OPEC’s founding challenged the power of the “Seven Sisters,” the seven giant international petroleum companies–five of which were incorporated in the United States–that at the time dominated the production, shipping, and refining of oil outside the United States and Russia. Thirteen years later, control over the international price of oil slipped into OPEC’s hands.
The early growth of the international
By the time that the governments of the major petroleum-exporting states began to discuss a cooperative effort to capitalize on the growing demand for oil after World War II to gain greater revenue, the industry had gone through several stages. From its origins in a concession system in which individual oil companies acquired the right to a country’s petroleum reserves for a one-time fee, it had evolved into a 50-50 profit-sharing system, under which the producing companies paid the governments of oil-producing states 50 percent of the price of oil on the global market.
The Seven Sisters’ economic model was geared toward deriving profits from selling oil cheaply in extremely high volumes. The companies were thus reluctant to increase the price of oil precipitiously, lest demand and the volume of their trade decrease. Meanwhile, the oil-producing states were growing dissatisfied with their revenue under the 50-50 profit-sharing system. In September, 1960, representatives of Iran, Iraq, Saudi Arabia, Kuwait, and Venezuela met in Baghdad to found the Organization of Petroleum Exporting Countries (OPEC) with the expressed short-term goal of lobbying the Seven Sisters to increase the price of oil, and the long-term goal of regaining control over their petroleum reserves from Western oil companies.
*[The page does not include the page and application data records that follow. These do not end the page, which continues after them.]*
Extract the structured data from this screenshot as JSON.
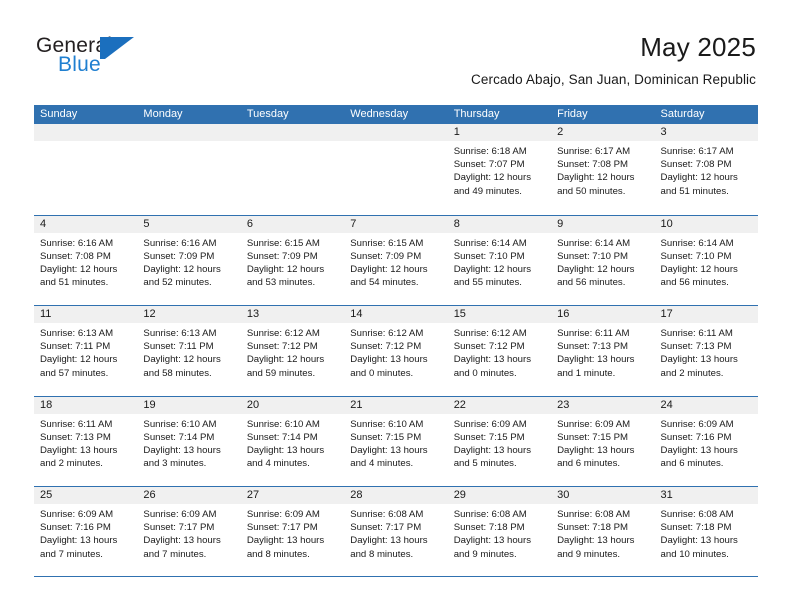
{
  "brand": {
    "name_part1": "General",
    "name_part2": "Blue",
    "logo_icon": "general-blue-triangle-logo"
  },
  "header": {
    "title": "May 2025",
    "subtitle": "Cercado Abajo, San Juan, Dominican Republic"
  },
  "colors": {
    "header_blue": "#3071b0",
    "brand_blue": "#1f7fd0",
    "day_band_gray": "#f0f0f0",
    "text": "#1a1a1a"
  },
  "calendar": {
    "weekday_headers": [
      "Sunday",
      "Monday",
      "Tuesday",
      "Wednesday",
      "Thursday",
      "Friday",
      "Saturday"
    ],
    "weeks": [
      [
        {
          "day": "",
          "empty": true,
          "sunrise": "",
          "sunset": "",
          "daylight_line1": "",
          "daylight_line2": ""
        },
        {
          "day": "",
          "empty": true,
          "sunrise": "",
          "sunset": "",
          "daylight_line1": "",
          "daylight_line2": ""
        },
        {
          "day": "",
          "empty": true,
          "sunrise": "",
          "sunset": "",
          "daylight_line1": "",
          "daylight_line2": ""
        },
        {
          "day": "",
          "empty": true,
          "sunrise": "",
          "sunset": "",
          "daylight_line1": "",
          "daylight_line2": ""
        },
        {
          "day": "1",
          "empty": false,
          "sunrise": "Sunrise: 6:18 AM",
          "sunset": "Sunset: 7:07 PM",
          "daylight_line1": "Daylight: 12 hours",
          "daylight_line2": "and 49 minutes."
        },
        {
          "day": "2",
          "empty": false,
          "sunrise": "Sunrise: 6:17 AM",
          "sunset": "Sunset: 7:08 PM",
          "daylight_line1": "Daylight: 12 hours",
          "daylight_line2": "and 50 minutes."
        },
        {
          "day": "3",
          "empty": false,
          "sunrise": "Sunrise: 6:17 AM",
          "sunset": "Sunset: 7:08 PM",
          "daylight_line1": "Daylight: 12 hours",
          "daylight_line2": "and 51 minutes."
        }
      ],
      [
        {
          "day": "4",
          "empty": false,
          "sunrise": "Sunrise: 6:16 AM",
          "sunset": "Sunset: 7:08 PM",
          "daylight_line1": "Daylight: 12 hours",
          "daylight_line2": "and 51 minutes."
        },
        {
          "day": "5",
          "empty": false,
          "sunrise": "Sunrise: 6:16 AM",
          "sunset": "Sunset: 7:09 PM",
          "daylight_line1": "Daylight: 12 hours",
          "daylight_line2": "and 52 minutes."
        },
        {
          "day": "6",
          "empty": false,
          "sunrise": "Sunrise: 6:15 AM",
          "sunset": "Sunset: 7:09 PM",
          "daylight_line1": "Daylight: 12 hours",
          "daylight_line2": "and 53 minutes."
        },
        {
          "day": "7",
          "empty": false,
          "sunrise": "Sunrise: 6:15 AM",
          "sunset": "Sunset: 7:09 PM",
          "daylight_line1": "Daylight: 12 hours",
          "daylight_line2": "and 54 minutes."
        },
        {
          "day": "8",
          "empty": false,
          "sunrise": "Sunrise: 6:14 AM",
          "sunset": "Sunset: 7:10 PM",
          "daylight_line1": "Daylight: 12 hours",
          "daylight_line2": "and 55 minutes."
        },
        {
          "day": "9",
          "empty": false,
          "sunrise": "Sunrise: 6:14 AM",
          "sunset": "Sunset: 7:10 PM",
          "daylight_line1": "Daylight: 12 hours",
          "daylight_line2": "and 56 minutes."
        },
        {
          "day": "10",
          "empty": false,
          "sunrise": "Sunrise: 6:14 AM",
          "sunset": "Sunset: 7:10 PM",
          "daylight_line1": "Daylight: 12 hours",
          "daylight_line2": "and 56 minutes."
        }
      ],
      [
        {
          "day": "11",
          "empty": false,
          "sunrise": "Sunrise: 6:13 AM",
          "sunset": "Sunset: 7:11 PM",
          "daylight_line1": "Daylight: 12 hours",
          "daylight_line2": "and 57 minutes."
        },
        {
          "day": "12",
          "empty": false,
          "sunrise": "Sunrise: 6:13 AM",
          "sunset": "Sunset: 7:11 PM",
          "daylight_line1": "Daylight: 12 hours",
          "daylight_line2": "and 58 minutes."
        },
        {
          "day": "13",
          "empty": false,
          "sunrise": "Sunrise: 6:12 AM",
          "sunset": "Sunset: 7:12 PM",
          "daylight_line1": "Daylight: 12 hours",
          "daylight_line2": "and 59 minutes."
        },
        {
          "day": "14",
          "empty": false,
          "sunrise": "Sunrise: 6:12 AM",
          "sunset": "Sunset: 7:12 PM",
          "daylight_line1": "Daylight: 13 hours",
          "daylight_line2": "and 0 minutes."
        },
        {
          "day": "15",
          "empty": false,
          "sunrise": "Sunrise: 6:12 AM",
          "sunset": "Sunset: 7:12 PM",
          "daylight_line1": "Daylight: 13 hours",
          "daylight_line2": "and 0 minutes."
        },
        {
          "day": "16",
          "empty": false,
          "sunrise": "Sunrise: 6:11 AM",
          "sunset": "Sunset: 7:13 PM",
          "daylight_line1": "Daylight: 13 hours",
          "daylight_line2": "and 1 minute."
        },
        {
          "day": "17",
          "empty": false,
          "sunrise": "Sunrise: 6:11 AM",
          "sunset": "Sunset: 7:13 PM",
          "daylight_line1": "Daylight: 13 hours",
          "daylight_line2": "and 2 minutes."
        }
      ],
      [
        {
          "day": "18",
          "empty": false,
          "sunrise": "Sunrise: 6:11 AM",
          "sunset": "Sunset: 7:13 PM",
          "daylight_line1": "Daylight: 13 hours",
          "daylight_line2": "and 2 minutes."
        },
        {
          "day": "19",
          "empty": false,
          "sunrise": "Sunrise: 6:10 AM",
          "sunset": "Sunset: 7:14 PM",
          "daylight_line1": "Daylight: 13 hours",
          "daylight_line2": "and 3 minutes."
        },
        {
          "day": "20",
          "empty": false,
          "sunrise": "Sunrise: 6:10 AM",
          "sunset": "Sunset: 7:14 PM",
          "daylight_line1": "Daylight: 13 hours",
          "daylight_line2": "and 4 minutes."
        },
        {
          "day": "21",
          "empty": false,
          "sunrise": "Sunrise: 6:10 AM",
          "sunset": "Sunset: 7:15 PM",
          "daylight_line1": "Daylight: 13 hours",
          "daylight_line2": "and 4 minutes."
        },
        {
          "day": "22",
          "empty": false,
          "sunrise": "Sunrise: 6:09 AM",
          "sunset": "Sunset: 7:15 PM",
          "daylight_line1": "Daylight: 13 hours",
          "daylight_line2": "and 5 minutes."
        },
        {
          "day": "23",
          "empty": false,
          "sunrise": "Sunrise: 6:09 AM",
          "sunset": "Sunset: 7:15 PM",
          "daylight_line1": "Daylight: 13 hours",
          "daylight_line2": "and 6 minutes."
        },
        {
          "day": "24",
          "empty": false,
          "sunrise": "Sunrise: 6:09 AM",
          "sunset": "Sunset: 7:16 PM",
          "daylight_line1": "Daylight: 13 hours",
          "daylight_line2": "and 6 minutes."
        }
      ],
      [
        {
          "day": "25",
          "empty": false,
          "sunrise": "Sunrise: 6:09 AM",
          "sunset": "Sunset: 7:16 PM",
          "daylight_line1": "Daylight: 13 hours",
          "daylight_line2": "and 7 minutes."
        },
        {
          "day": "26",
          "empty": false,
          "sunrise": "Sunrise: 6:09 AM",
          "sunset": "Sunset: 7:17 PM",
          "daylight_line1": "Daylight: 13 hours",
          "daylight_line2": "and 7 minutes."
        },
        {
          "day": "27",
          "empty": false,
          "sunrise": "Sunrise: 6:09 AM",
          "sunset": "Sunset: 7:17 PM",
          "daylight_line1": "Daylight: 13 hours",
          "daylight_line2": "and 8 minutes."
        },
        {
          "day": "28",
          "empty": false,
          "sunrise": "Sunrise: 6:08 AM",
          "sunset": "Sunset: 7:17 PM",
          "daylight_line1": "Daylight: 13 hours",
          "daylight_line2": "and 8 minutes."
        },
        {
          "day": "29",
          "empty": false,
          "sunrise": "Sunrise: 6:08 AM",
          "sunset": "Sunset: 7:18 PM",
          "daylight_line1": "Daylight: 13 hours",
          "daylight_line2": "and 9 minutes."
        },
        {
          "day": "30",
          "empty": false,
          "sunrise": "Sunrise: 6:08 AM",
          "sunset": "Sunset: 7:18 PM",
          "daylight_line1": "Daylight: 13 hours",
          "daylight_line2": "and 9 minutes."
        },
        {
          "day": "31",
          "empty": false,
          "sunrise": "Sunrise: 6:08 AM",
          "sunset": "Sunset: 7:18 PM",
          "daylight_line1": "Daylight: 13 hours",
          "daylight_line2": "and 10 minutes."
        }
      ]
    ]
  }
}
Much of OPEC’s subsequent history can be written in terms of its successful and unsuccessful responses to events that it only occasionally set in motion. The major developments occurred during the 1970’s and early 1980’s, when three political events–the Arab-Israeli Yom Kippur War in October, 1973, the fall of the shah of Iran in early 1979, and the Iraq-Iran war later that year–transformed the international oil market and challenged the ability of Western economies to absorb the cost of imported oil, whose price increased twelvefold between 1973 and 1979. The
Drivers form a long line at a gas station in Miami in 1973 during the oil embargo.
Six years later, the fall of the shah and the advent of the Iraq-Iran War produced more panic buying by oil-importing countries. Imported petroleum’s price quickly soared from $16 per barrel to over $36 per barrel, and record profits accrued to both the oil industry and OPEC’s member states. Over the long term, however, the higher price of oil proved to be too costly to all concerned. A prolonged “stagflationary” period ensued during the 1980’s, as inflation caused by the price increase and unemployment resulting from the counter-inflationary policies adopted to curtail that inflation produced a deep, long global recession. OPEC’s member states resorted to underselling one another when the demand for their oil plummeted with the global economy. The price of oil eventually fell below $7 per barrel before Saudi Arabia’s efforts to reestablish discipline inside OPEC succeeded and the price of oil restabilized around $24 to $26 per barrel on the eve of Iraq’s 1990 invasion of Kuwait.
The Iraqi invasion produced a new jump in the price of oil before the U.S.-led war against Iraq culminated in Iraq’s defeat, the restoration of Kuwait’s oil industry, and the restabilization of oil prices around $20 per barrel throughout most of the 1990’s–a price structure that allowed the American economy and other Western economies to grow again.
The first decade of the twenty-first century once more found OPEC benefiting from outside events, and the soaring cost of oil again threatened to disrupt the economy of oil-importing states, including that of OPEC’s largest consumer, the United States. By the early years of the new millennium, the growing demand for oil in the Western world, along with India and China’s increasing demand for oil, was producing a tight oil market even before the March, 2003, U.S. occupation of Iraq and the subsequent fighting there that crippled Iraq’s oil industry. On the fifth anniversary of that invasion, OPEC oil was selling for over $100 per barrel–a fourfold increase over the cost when that war began–with negative effects on Western economies.
Amuzegar, Jahangir. Managing the Oil Wealth: OPEC’s Windfalls and Pitfalls. Rev. ed. New York: I. P. Tauris, 2001. Excellent study of OPEC’s ability to exploit political events for its member states’ financial benefit. Kalicki, Jan H., and David L. Goldwyn, eds. Energy and Security: Toward a New Foreign Policy Strategy. Baltimore: Johns Hopkins University Press, 2005. Regionally organized study of energy dependency throughout the world that attests well to how important OPEC’s decisions are to security–and life–in the contemporary world. Sampson, Anthony. The Seven Sisters: The Great Oil Companies and the World They Created. Rev. ed. London: Coronet, 1998. Masterful portrait of the rise and fall of the private petroleum cartel that controlled the international oil industry for half a century. Yergin, Daniel. The Prize: The Epic Quest for Oil, Money, and Power. New York: Simon & Schuster, 1991. Epic history of the world of oil, from the industry’s origins through its growth into a global industry based on oil production in Latin America, Africa, and the Middle East.
Arab oil embargo of 1973
Asian trade with the United States
Energy crisis of 1979